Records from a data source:
>>>

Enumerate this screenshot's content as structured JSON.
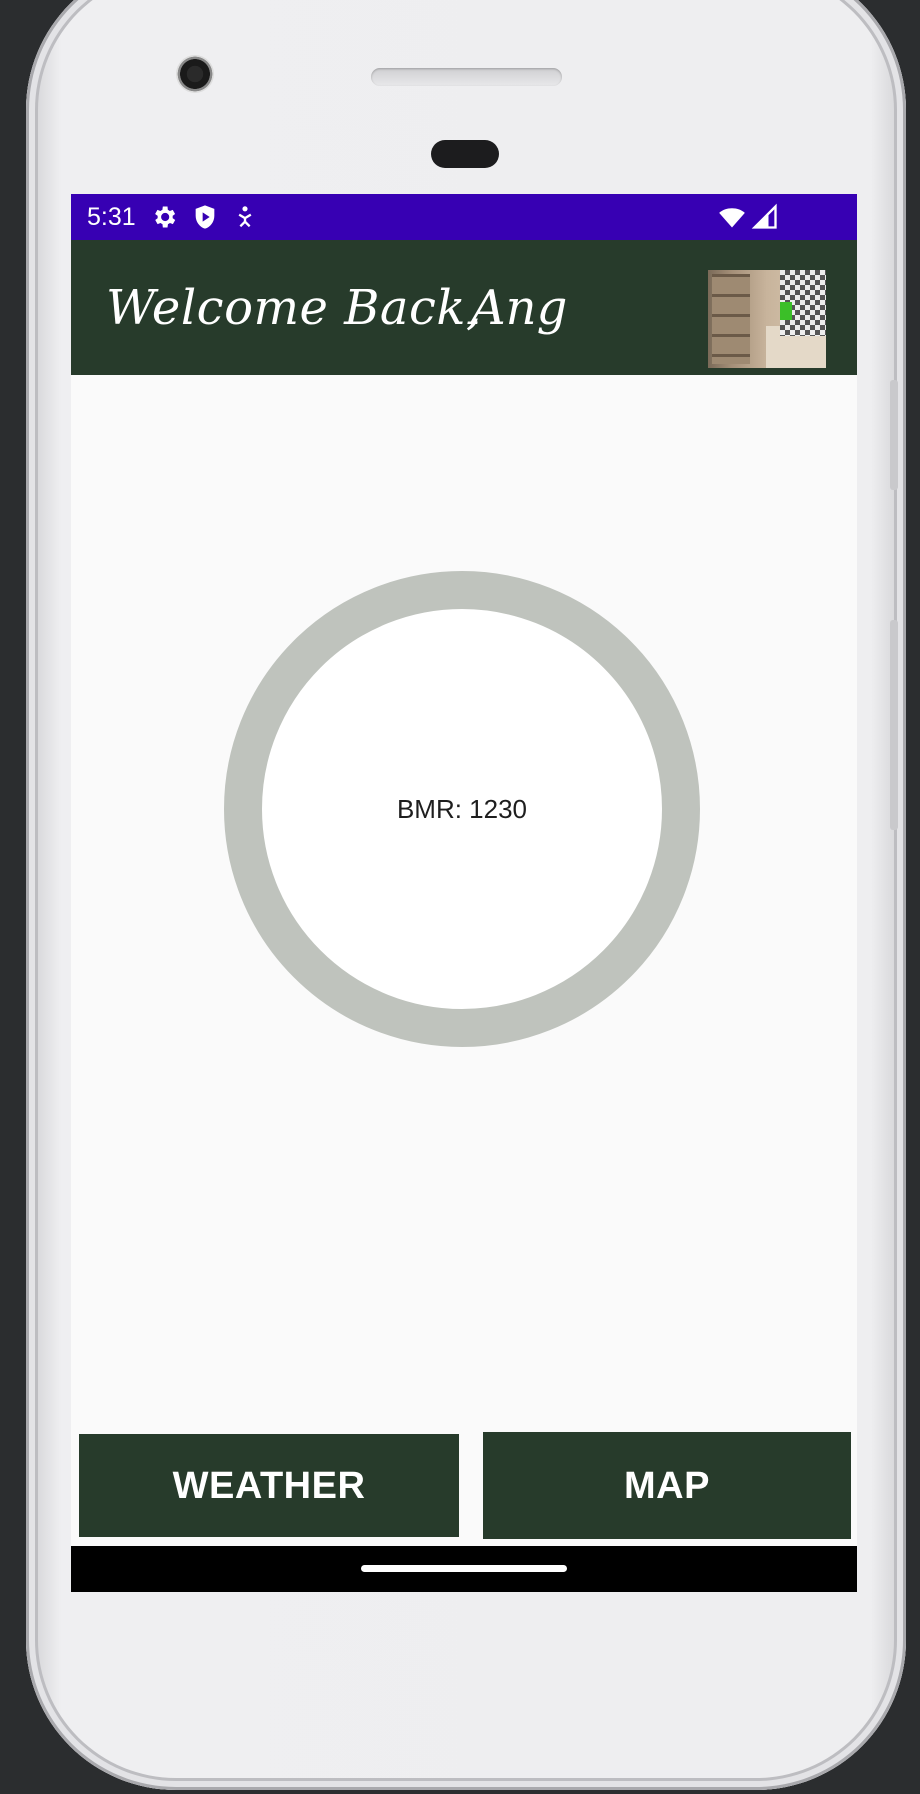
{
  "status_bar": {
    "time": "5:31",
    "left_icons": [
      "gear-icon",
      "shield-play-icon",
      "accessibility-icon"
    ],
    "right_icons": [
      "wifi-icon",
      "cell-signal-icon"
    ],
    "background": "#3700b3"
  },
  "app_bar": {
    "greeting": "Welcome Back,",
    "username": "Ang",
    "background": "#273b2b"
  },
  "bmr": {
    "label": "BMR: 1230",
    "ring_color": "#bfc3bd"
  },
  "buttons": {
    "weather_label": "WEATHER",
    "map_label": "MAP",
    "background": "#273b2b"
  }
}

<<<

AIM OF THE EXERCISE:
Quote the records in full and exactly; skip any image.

EXERCISE RESPONSE:
Enumerate this screenshot's content as structured JSON.
{
  "status_bar": {
    "time": "5:31",
    "left_icons": [
      "gear-icon",
      "shield-play-icon",
      "accessibility-icon"
    ],
    "right_icons": [
      "wifi-icon",
      "cell-signal-icon"
    ],
    "background": "#3700b3"
  },
  "app_bar": {
    "greeting": "Welcome Back,",
    "username": "Ang",
    "background": "#273b2b"
  },
  "bmr": {
    "label": "BMR: 1230",
    "ring_color": "#bfc3bd"
  },
  "buttons": {
    "weather_label": "WEATHER",
    "map_label": "MAP",
    "background": "#273b2b"
  }
}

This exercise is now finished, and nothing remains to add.